Task. Output each record verbatim, with pictures left out.

Data for review.

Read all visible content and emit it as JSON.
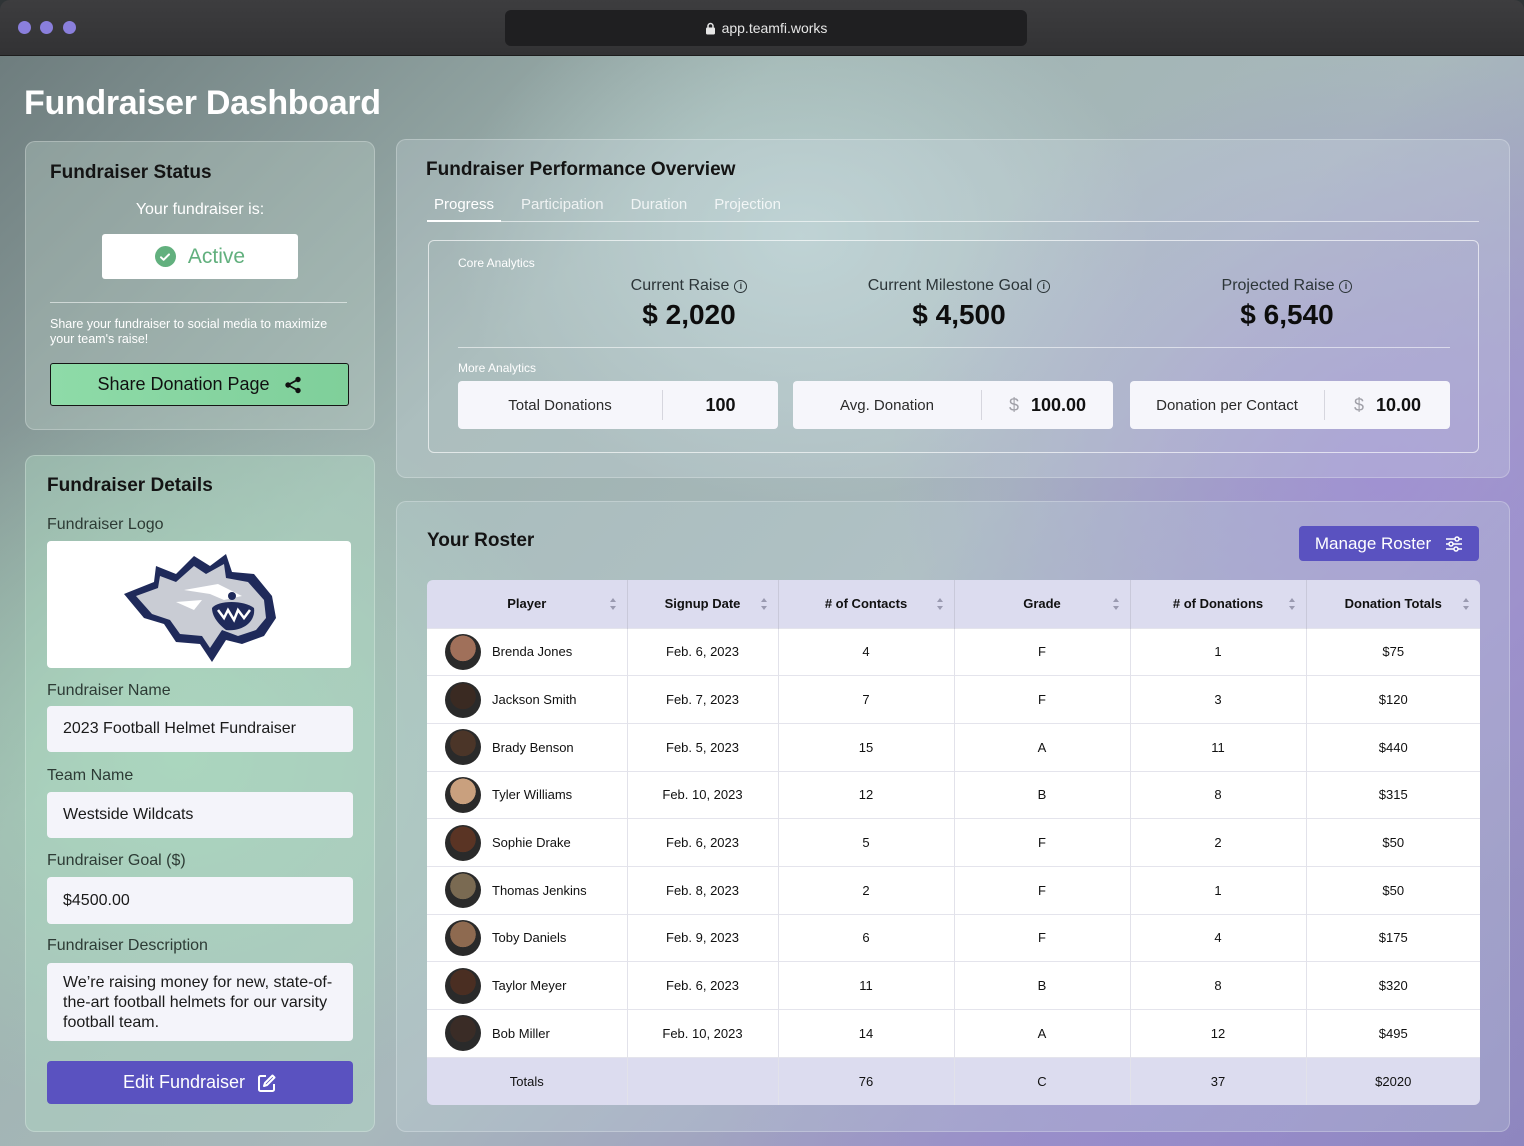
{
  "browser": {
    "url": "app.teamfi.works"
  },
  "page": {
    "title": "Fundraiser Dashboard"
  },
  "status": {
    "title": "Fundraiser Status",
    "subtitle": "Your fundraiser is:",
    "state": "Active",
    "share_text": "Share your fundraiser to social media to maximize your team's raise!",
    "share_button": "Share Donation Page"
  },
  "details": {
    "title": "Fundraiser Details",
    "logo_label": "Fundraiser Logo",
    "name_label": "Fundraiser Name",
    "name_value": "2023 Football Helmet Fundraiser",
    "team_label": "Team Name",
    "team_value": "Westside Wildcats",
    "goal_label": "Fundraiser Goal ($)",
    "goal_value": "$4500.00",
    "description_label": "Fundraiser Description",
    "description_value": "We’re raising money for new, state-of-the-art football helmets for our varsity football team.",
    "edit_button": "Edit Fundraiser"
  },
  "performance": {
    "title": "Fundraiser Performance Overview",
    "tabs": [
      "Progress",
      "Participation",
      "Duration",
      "Projection"
    ],
    "active_tab": "Progress",
    "core_label": "Core Analytics",
    "metrics": [
      {
        "label": "Current Raise",
        "value": "$ 2,020"
      },
      {
        "label": "Current Milestone Goal",
        "value": "$ 4,500"
      },
      {
        "label": "Projected Raise",
        "value": "$ 6,540"
      }
    ],
    "more_label": "More Analytics",
    "stats": [
      {
        "label": "Total Donations",
        "currency": "",
        "value": "100"
      },
      {
        "label": "Avg. Donation",
        "currency": "$",
        "value": "100.00"
      },
      {
        "label": "Donation per Contact",
        "currency": "$",
        "value": "10.00"
      }
    ]
  },
  "roster": {
    "title": "Your Roster",
    "manage_button": "Manage Roster",
    "columns": [
      "Player",
      "Signup Date",
      "# of Contacts",
      "Grade",
      "# of Donations",
      "Donation Totals"
    ],
    "rows": [
      {
        "player": "Brenda Jones",
        "date": "Feb. 6, 2023",
        "contacts": "4",
        "grade": "F",
        "donations": "1",
        "total": "$75",
        "avatar_color": "#a0705a"
      },
      {
        "player": "Jackson Smith",
        "date": "Feb. 7, 2023",
        "contacts": "7",
        "grade": "F",
        "donations": "3",
        "total": "$120",
        "avatar_color": "#3a2a22"
      },
      {
        "player": "Brady Benson",
        "date": "Feb. 5, 2023",
        "contacts": "15",
        "grade": "A",
        "donations": "11",
        "total": "$440",
        "avatar_color": "#4b3528"
      },
      {
        "player": "Tyler Williams",
        "date": "Feb. 10, 2023",
        "contacts": "12",
        "grade": "B",
        "donations": "8",
        "total": "$315",
        "avatar_color": "#c9a07e"
      },
      {
        "player": "Sophie Drake",
        "date": "Feb. 6, 2023",
        "contacts": "5",
        "grade": "F",
        "donations": "2",
        "total": "$50",
        "avatar_color": "#5a3424"
      },
      {
        "player": "Thomas Jenkins",
        "date": "Feb. 8, 2023",
        "contacts": "2",
        "grade": "F",
        "donations": "1",
        "total": "$50",
        "avatar_color": "#7a6a52"
      },
      {
        "player": "Toby Daniels",
        "date": "Feb. 9, 2023",
        "contacts": "6",
        "grade": "F",
        "donations": "4",
        "total": "$175",
        "avatar_color": "#8e6a50"
      },
      {
        "player": "Taylor Meyer",
        "date": "Feb. 6, 2023",
        "contacts": "11",
        "grade": "B",
        "donations": "8",
        "total": "$320",
        "avatar_color": "#4a2e22"
      },
      {
        "player": "Bob Miller",
        "date": "Feb. 10, 2023",
        "contacts": "14",
        "grade": "A",
        "donations": "12",
        "total": "$495",
        "avatar_color": "#3a2c26"
      }
    ],
    "totals": {
      "label": "Totals",
      "date": "",
      "contacts": "76",
      "grade": "C",
      "donations": "37",
      "total": "$2020"
    }
  },
  "colors": {
    "accent": "#5a52c0",
    "active_green": "#62b07e",
    "share_green": "#8edba8"
  }
}
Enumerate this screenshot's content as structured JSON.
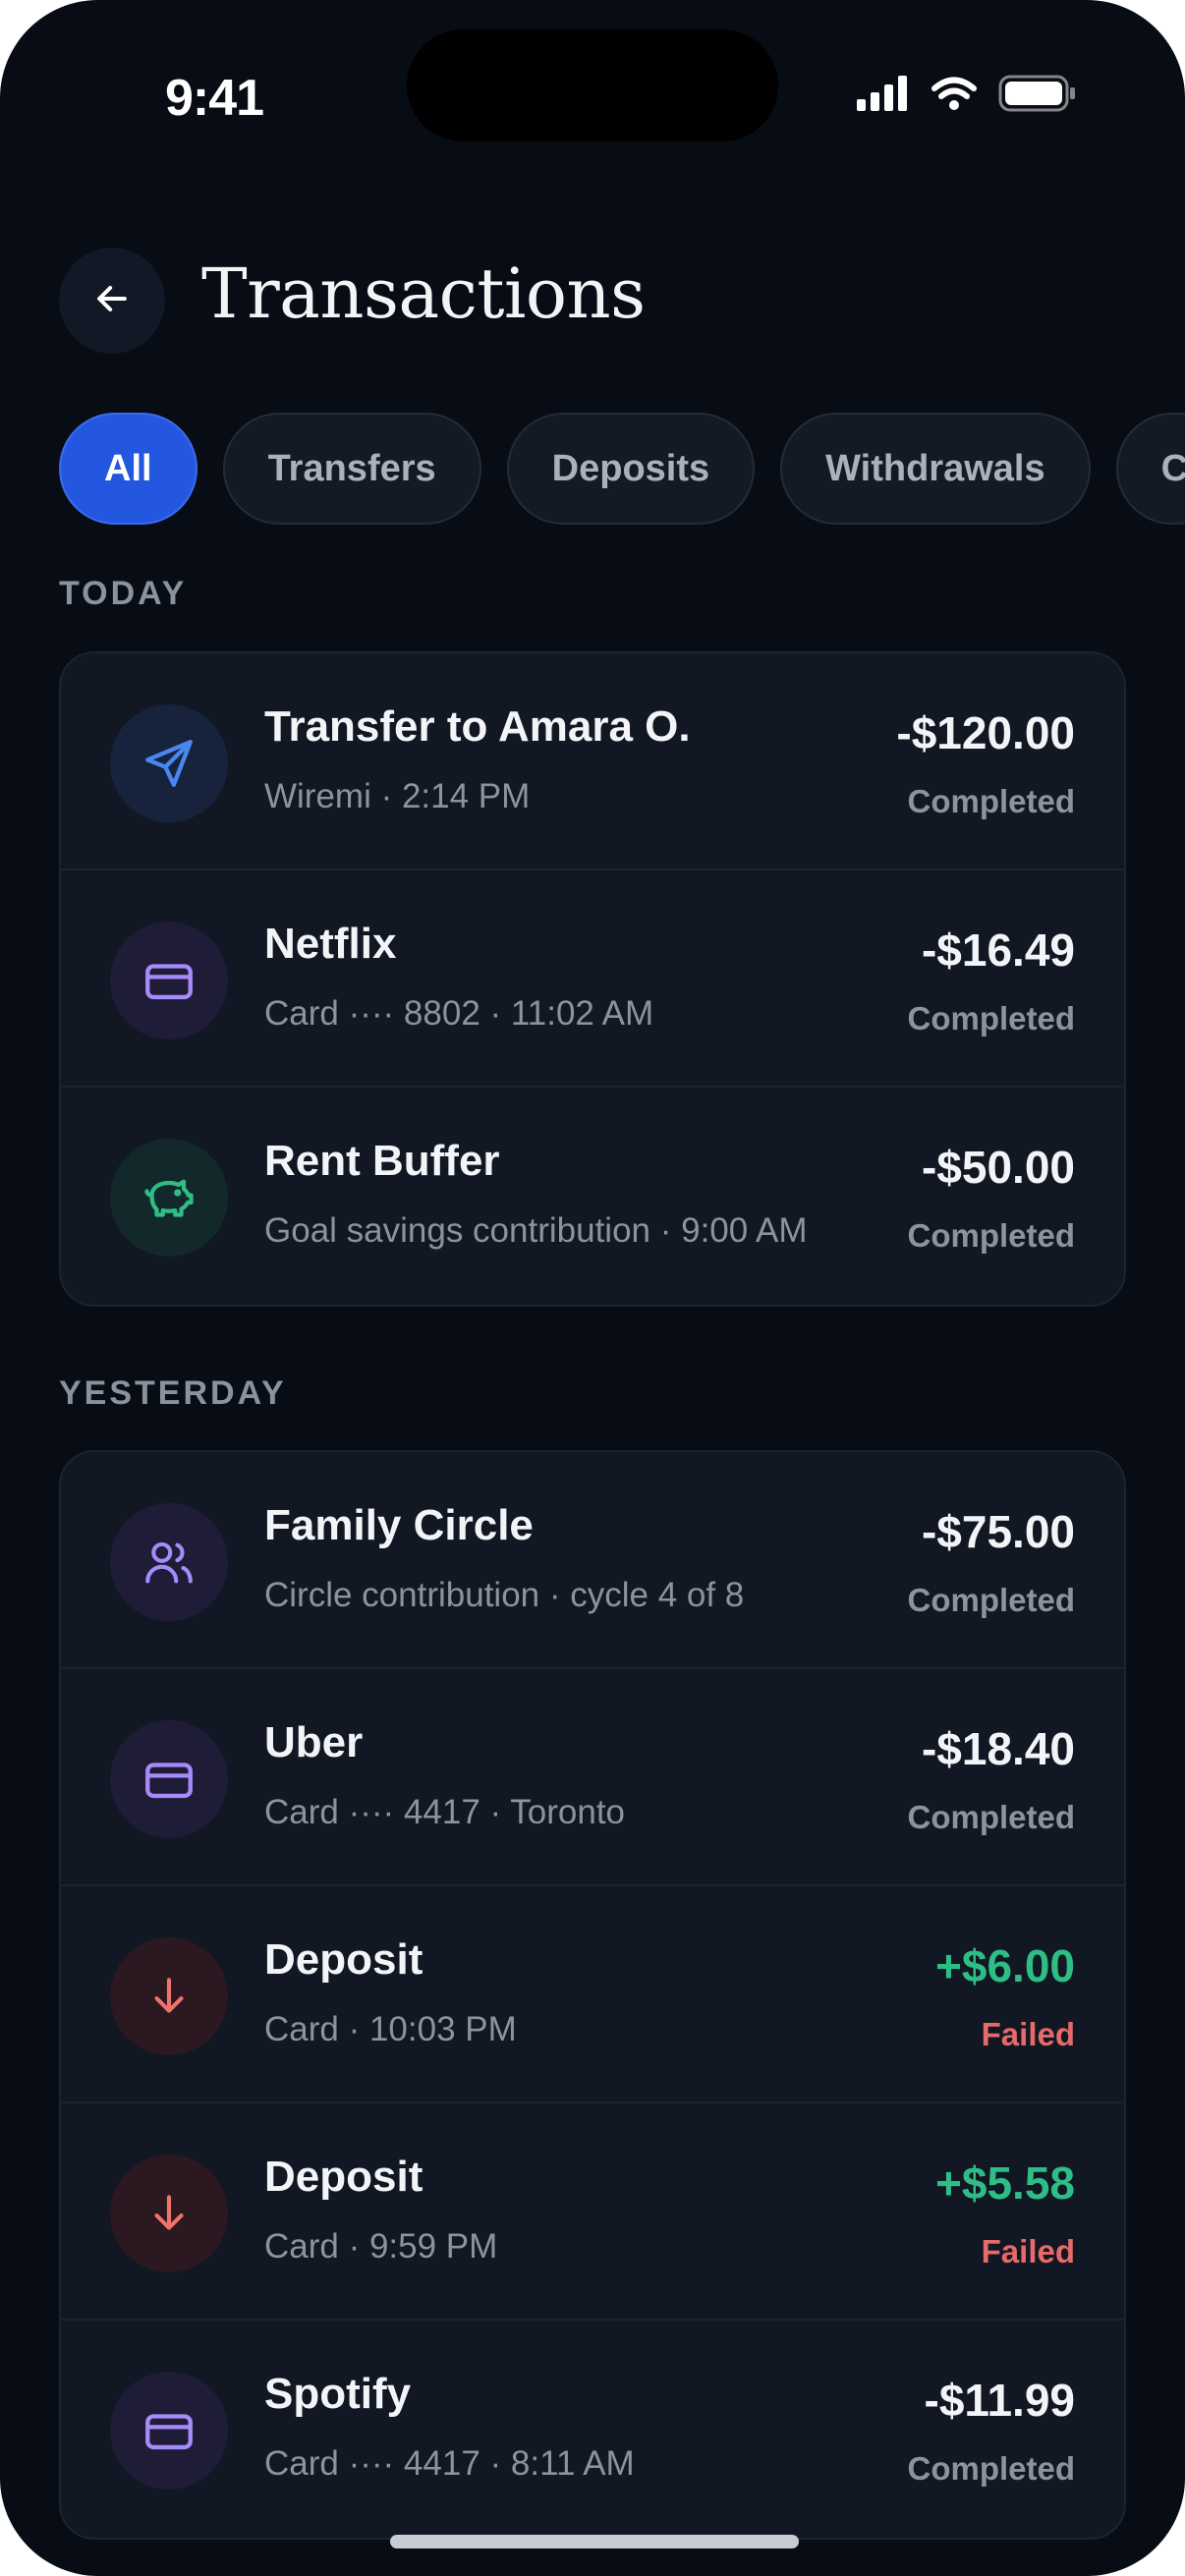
{
  "status_bar": {
    "time": "9:41"
  },
  "header": {
    "title": "Transactions"
  },
  "filters": {
    "items": [
      "All",
      "Transfers",
      "Deposits",
      "Withdrawals",
      "C"
    ],
    "selected": "All"
  },
  "sections": [
    {
      "label": "TODAY",
      "items": [
        {
          "title": "Transfer to Amara O.",
          "subtitle": "Wiremi · 2:14 PM",
          "amount": "-$120.00",
          "status": "Completed",
          "icon": "send-icon"
        },
        {
          "title": "Netflix",
          "subtitle": "Card ···· 8802 · 11:02 AM",
          "amount": "-$16.49",
          "status": "Completed",
          "icon": "card-icon"
        },
        {
          "title": "Rent Buffer",
          "subtitle": "Goal savings contribution · 9:00 AM",
          "amount": "-$50.00",
          "status": "Completed",
          "icon": "piggy-bank-icon"
        }
      ]
    },
    {
      "label": "YESTERDAY",
      "items": [
        {
          "title": "Family Circle",
          "subtitle": "Circle contribution · cycle 4 of 8",
          "amount": "-$75.00",
          "status": "Completed",
          "icon": "users-icon"
        },
        {
          "title": "Uber",
          "subtitle": "Card ···· 4417 · Toronto",
          "amount": "-$18.40",
          "status": "Completed",
          "icon": "card-icon"
        },
        {
          "title": "Deposit",
          "subtitle": "Card · 10:03 PM",
          "amount": "+$6.00",
          "status": "Failed",
          "icon": "arrow-down-icon"
        },
        {
          "title": "Deposit",
          "subtitle": "Card · 9:59 PM",
          "amount": "+$5.58",
          "status": "Failed",
          "icon": "arrow-down-icon"
        },
        {
          "title": "Spotify",
          "subtitle": "Card ···· 4417 · 8:11 AM",
          "amount": "-$11.99",
          "status": "Completed",
          "icon": "card-icon"
        }
      ]
    }
  ],
  "colors": {
    "background": "#080c14",
    "card": "#111723",
    "accent": "#2457e0",
    "positive": "#2ebd85",
    "failed": "#e76a6a"
  }
}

Completed task.
Read all visible content and emit it as JSON.
{
  "browser": {
    "url": "app.teamfi.works"
  },
  "page": {
    "title": "Fundraiser Dashboard"
  },
  "status": {
    "title": "Fundraiser Status",
    "subtitle": "Your fundraiser is:",
    "state": "Active",
    "share_text": "Share your fundraiser to social media to maximize your team's raise!",
    "share_button": "Share Donation Page"
  },
  "details": {
    "title": "Fundraiser Details",
    "logo_label": "Fundraiser Logo",
    "name_label": "Fundraiser Name",
    "name_value": "2023 Football Helmet Fundraiser",
    "team_label": "Team Name",
    "team_value": "Westside Wildcats",
    "goal_label": "Fundraiser Goal ($)",
    "goal_value": "$4500.00",
    "description_label": "Fundraiser Description",
    "description_value": "We’re raising money for new, state-of-the-art football helmets for our varsity football team.",
    "edit_button": "Edit Fundraiser"
  },
  "performance": {
    "title": "Fundraiser Performance Overview",
    "tabs": [
      "Progress",
      "Participation",
      "Duration",
      "Projection"
    ],
    "active_tab": "Progress",
    "core_label": "Core Analytics",
    "metrics": [
      {
        "label": "Current Raise",
        "value": "$ 2,020"
      },
      {
        "label": "Current Milestone Goal",
        "value": "$ 4,500"
      },
      {
        "label": "Projected Raise",
        "value": "$ 6,540"
      }
    ],
    "more_label": "More Analytics",
    "stats": [
      {
        "label": "Total Donations",
        "currency": "",
        "value": "100"
      },
      {
        "label": "Avg. Donation",
        "currency": "$",
        "value": "100.00"
      },
      {
        "label": "Donation per Contact",
        "currency": "$",
        "value": "10.00"
      }
    ]
  },
  "roster": {
    "title": "Your Roster",
    "manage_button": "Manage Roster",
    "columns": [
      "Player",
      "Signup Date",
      "# of Contacts",
      "Grade",
      "# of Donations",
      "Donation Totals"
    ],
    "rows": [
      {
        "player": "Brenda Jones",
        "date": "Feb. 6, 2023",
        "contacts": "4",
        "grade": "F",
        "donations": "1",
        "total": "$75",
        "avatar_color": "#a0705a"
      },
      {
        "player": "Jackson Smith",
        "date": "Feb. 7, 2023",
        "contacts": "7",
        "grade": "F",
        "donations": "3",
        "total": "$120",
        "avatar_color": "#3a2a22"
      },
      {
        "player": "Brady Benson",
        "date": "Feb. 5, 2023",
        "contacts": "15",
        "grade": "A",
        "donations": "11",
        "total": "$440",
        "avatar_color": "#4b3528"
      },
      {
        "player": "Tyler Williams",
        "date": "Feb. 10, 2023",
        "contacts": "12",
        "grade": "B",
        "donations": "8",
        "total": "$315",
        "avatar_color": "#c9a07e"
      },
      {
        "player": "Sophie Drake",
        "date": "Feb. 6, 2023",
        "contacts": "5",
        "grade": "F",
        "donations": "2",
        "total": "$50",
        "avatar_color": "#5a3424"
      },
      {
        "player": "Thomas Jenkins",
        "date": "Feb. 8, 2023",
        "contacts": "2",
        "grade": "F",
        "donations": "1",
        "total": "$50",
        "avatar_color": "#7a6a52"
      },
      {
        "player": "Toby Daniels",
        "date": "Feb. 9, 2023",
        "contacts": "6",
        "grade": "F",
        "donations": "4",
        "total": "$175",
        "avatar_color": "#8e6a50"
      },
      {
        "player": "Taylor Meyer",
        "date": "Feb. 6, 2023",
        "contacts": "11",
        "grade": "B",
        "donations": "8",
        "total": "$320",
        "avatar_color": "#4a2e22"
      },
      {
        "player": "Bob Miller",
        "date": "Feb. 10, 2023",
        "contacts": "14",
        "grade": "A",
        "donations": "12",
        "total": "$495",
        "avatar_color": "#3a2c26"
      }
    ],
    "totals": {
      "label": "Totals",
      "date": "",
      "contacts": "76",
      "grade": "C",
      "donations": "37",
      "total": "$2020"
    }
  },
  "colors": {
    "accent": "#5a52c0",
    "active_green": "#62b07e",
    "share_green": "#8edba8"
  }
}
Enumerate this screenshot's content as structured JSON.
{
  "status_bar": {
    "time": "9:41"
  },
  "header": {
    "title": "Transactions"
  },
  "filters": {
    "items": [
      "All",
      "Transfers",
      "Deposits",
      "Withdrawals",
      "C"
    ],
    "selected": "All"
  },
  "sections": [
    {
      "label": "TODAY",
      "items": [
        {
          "title": "Transfer to Amara O.",
          "subtitle": "Wiremi · 2:14 PM",
          "amount": "-$120.00",
          "status": "Completed",
          "icon": "send-icon"
        },
        {
          "title": "Netflix",
          "subtitle": "Card ···· 8802 · 11:02 AM",
          "amount": "-$16.49",
          "status": "Completed",
          "icon": "card-icon"
        },
        {
          "title": "Rent Buffer",
          "subtitle": "Goal savings contribution · 9:00 AM",
          "amount": "-$50.00",
          "status": "Completed",
          "icon": "piggy-bank-icon"
        }
      ]
    },
    {
      "label": "YESTERDAY",
      "items": [
        {
          "title": "Family Circle",
          "subtitle": "Circle contribution · cycle 4 of 8",
          "amount": "-$75.00",
          "status": "Completed",
          "icon": "users-icon"
        },
        {
          "title": "Uber",
          "subtitle": "Card ···· 4417 · Toronto",
          "amount": "-$18.40",
          "status": "Completed",
          "icon": "card-icon"
        },
        {
          "title": "Deposit",
          "subtitle": "Card · 10:03 PM",
          "amount": "+$6.00",
          "status": "Failed",
          "icon": "arrow-down-icon"
        },
        {
          "title": "Deposit",
          "subtitle": "Card · 9:59 PM",
          "amount": "+$5.58",
          "status": "Failed",
          "icon": "arrow-down-icon"
        },
        {
          "title": "Spotify",
          "subtitle": "Card ···· 4417 · 8:11 AM",
          "amount": "-$11.99",
          "status": "Completed",
          "icon": "card-icon"
        }
      ]
    }
  ],
  "colors": {
    "background": "#080c14",
    "card": "#111723",
    "accent": "#2457e0",
    "positive": "#2ebd85",
    "failed": "#e76a6a"
  }
}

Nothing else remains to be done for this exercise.